It has long been the artist’s prerogative to chart the map of his life in song, and Here We Go Again is no exception. From exploring the cyclical nature of repeated mistakes (and the failed attempt to escape them) in the album’s title track, to reflecting on a missed opportunity with a lover in “Pretend,” Nappi bravely exposes more than a few of his personal watershed moments in the thirteen-track album. “I was gonna call her/When I got home/Back to the city/Back to alone/I can still see her face/Tears in her eyes/Can’t remember why/I said goodbye,” he sings in “Pretend.”

“Who doesn’t have a story to tell about regret?” he asks. Or one about grief, one might add, which Nappi candidly explores in the intimate ballad “Guardian Angel,” a tender tribute to his late father. “I like to write about the common threads we all share with each other,” he explains. “We all experience those moments where we think nobody else could possibly understand what it is we’re going through – until we realize the human race has been loving and living and losing and learning since the beginning of time. It’s a comfort to me to know that we’re never as alone as we think.”

Both “Pretend” and “Guardian Angel” feature Nappi’s good friend, renowned Spyro Gyra guitarist, Julio Fernandez, who also lent his considerable talent – and a decidedly Latin flair – to the sexually-charged “Disturbed.” “Julio started playing this Flamenco vibe and immediately the whole energy of the track changed,” Nappi reminisces. “It was magical.”

Nappi certainly brings his own brand of magic to Here We Go Again, delivering on both the pop and rock promises of the genre he commands, all with a nod to the blue-eyed soul that runs through his blood. He flirts in the feel-good fun of “Save the Night in a Bottle” and “Limousine” as effortlessly as he breaks your heart in the haunting “7:26,” the album’s first single, his own voice breaking with raw emotion as he sings: “Every drop of rain/Has a story to be told/Before it hits the ground/Giving up and letting go.”

“Love doesn’t always hurt,” Nappi confides. “It’s just easier to write about it when it does.” Like in “Gone,” a hard-hitting rhythmic groove where Nappi unveils the paradox inherent in the self-preservation tactics we employ when we fear losing the one we love. “You know their tricks,” he reveals, “And you’re just preparing yourself for the day when they may leave. The ‘I won’t even miss you when you’re gone’ is such a defensive lie. It’s completely the opposite.”

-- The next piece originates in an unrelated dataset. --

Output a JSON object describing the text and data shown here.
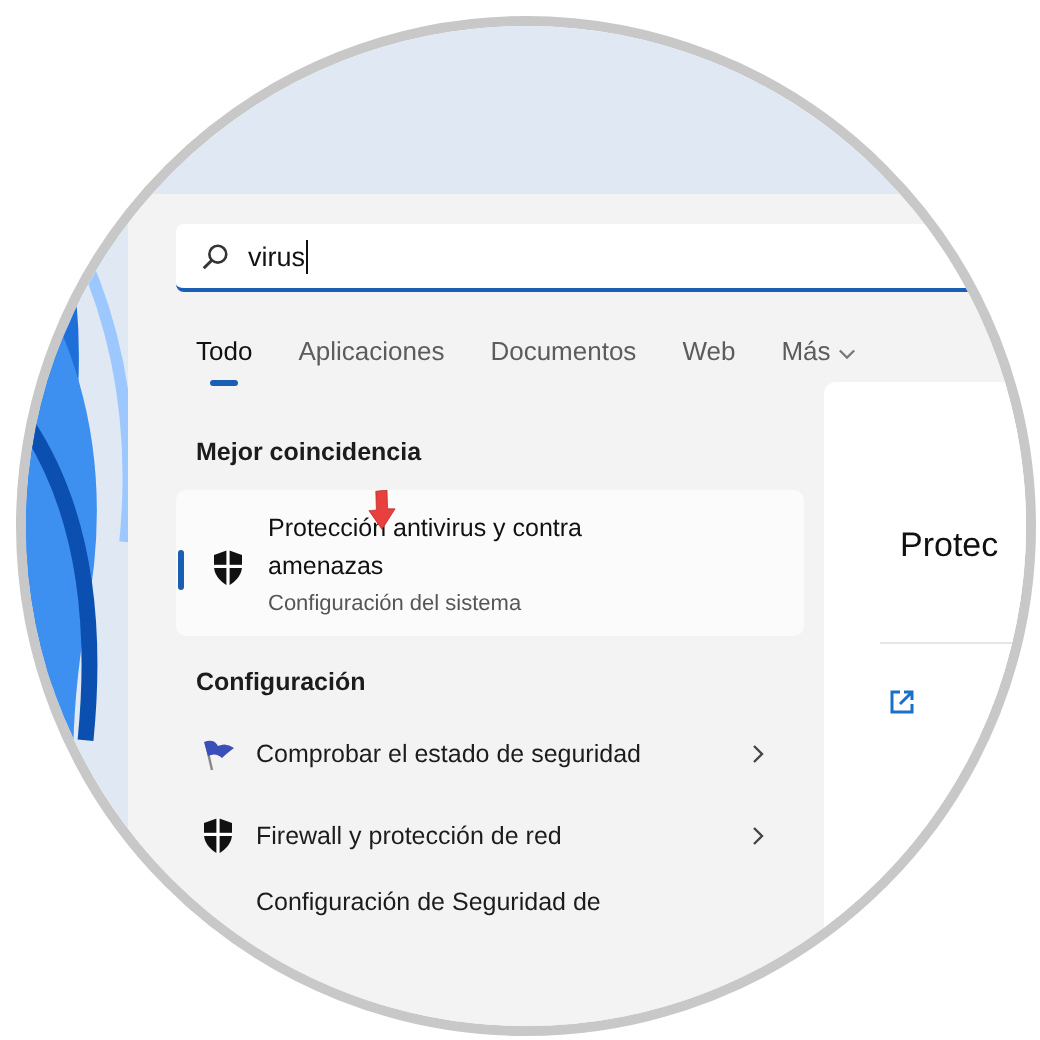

Interestingly enough, this song was almost never written.

“Steve tossed me a CD of a track one night as I was leaving his studio and said, ‘It’s not my best effort but maybe you can do something with it.’ By the time I had driven home, I had most of the tune written in my head. I called him later to say, ‘Man, if that’s not your best effort, I can’t wait to see what’s to come.’”

In the end, what came was Here We Go Again, a collection of personal stories that finds Nappi coming full circle as he shares his journey through lyrics that resonate, timeless melodies and an unforgettably powerful voice. “Deep inside, I’m still just that little kid singing as loud as I can on the hood of Mr. Hornberger’s car,” he admits. “Here I go again.”